People who have familiarized themselves enough with the different branches of psychotherapy will tell you that there are three major schools, or modalities, of psychotherapy – psychodynamic, cognitive-behavioral and humanistic-existential psychotherapy.
What if I was to tell you that there is a type of psychotherapy that combines the essence of psychodynamic therapy with the working process of cognitive-behavioral therapy ? Such a therapy not only exists, but has proven its efficiency in several spheres where other sorts of therapy tend not to work that well. The particular sort of psychotherapy (or effektive psykoterapi københavn as we say in Denmark) we are talking about is interpersonal therapy.
Let’s do a short review of what the main things that interpersonal therapy stands for are. Interpersonal therapy roots itself in the idea that most of the problems that a person experiences are caused by his relationship with others, and as the name suggests – interpersonal connections are the most vital factor to be considered when taking care of the patient.
The historical roots of interpersonal therapy are thought to be found first in the works of Harry Sullivan, who was essentially a supporter of psychodynamic therapy, but was later influenced by his interest in sociology to believe that the person’s surrounding environment of people was most crucial.
With this name, interpersonal therapy first started as a placebo technique, developed by American psychotherapist Gerald Klerman , but later became a separate therapy , due to its almost unexplainable efficiency with treating particular problems.
Speaking of the problems that are best treated by interpersonal therapy, they are several and are almost always in the field of mood disorders. Starting with bipolar disorder, which is a condition in which the person exhibits violent mood swings that range from mania to depression. We continue with conditions like bulimia nervosa, which is largely a mental disorder that becomes an eating disorder. We can go on from here to reach conditions like post-partum depression , which happens when a mother who has just given childbirth, experiences severe depression, whether that is because of hormonal change or just a swing in the behavioral pattern.
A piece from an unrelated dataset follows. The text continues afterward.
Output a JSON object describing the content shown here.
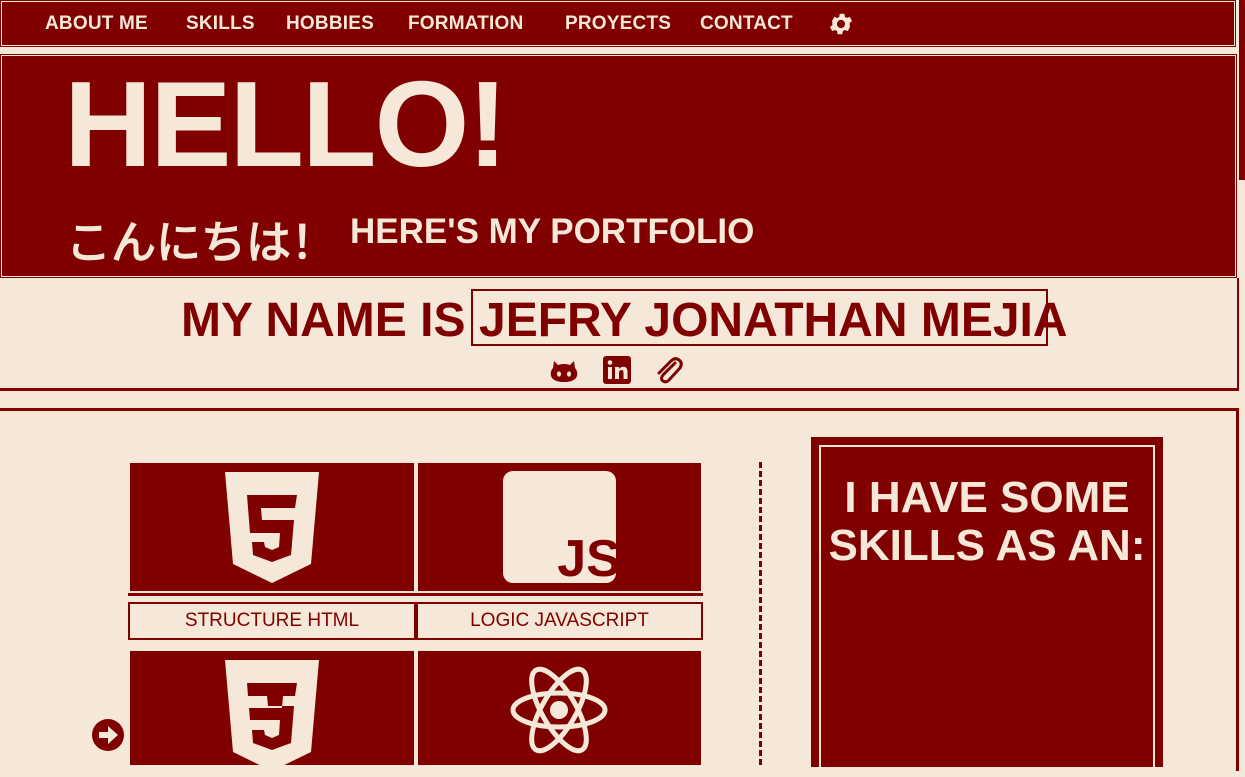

Another condition that is treated with interpersonal therapy better than with any other therapy is called cyclothymia , in which the patient exhibits symptoms similar to those of a bipolar disorder, though more subtle and harder to detect, but still very dangerous to the overall mental health of the person in question, which can lead to things as severe as unexpected suicide attempts.
Interpersonal therapy manages to deal with a lot of the patient’s issues by carefully picking the factors that are defining to the person’s mental health, and attempting to deal with them in the way that cognitive-behavioral psychotherapy is known to use – through homework assignments, setting clear goals and using a rather short time frame to manage to do all of that. In a way, interpersonal psychotherapy manages to filter out all of the positive and useful things out of psychodynamic and cognitive-behavioral therapies, in order to leave a person with an option for better treatment.

Author's Bio: 

Hi ! You can call me Sawas Dee! I am a freelance writer with an odd interest in psychology and psychotherapy. Drop me a message if you're interested.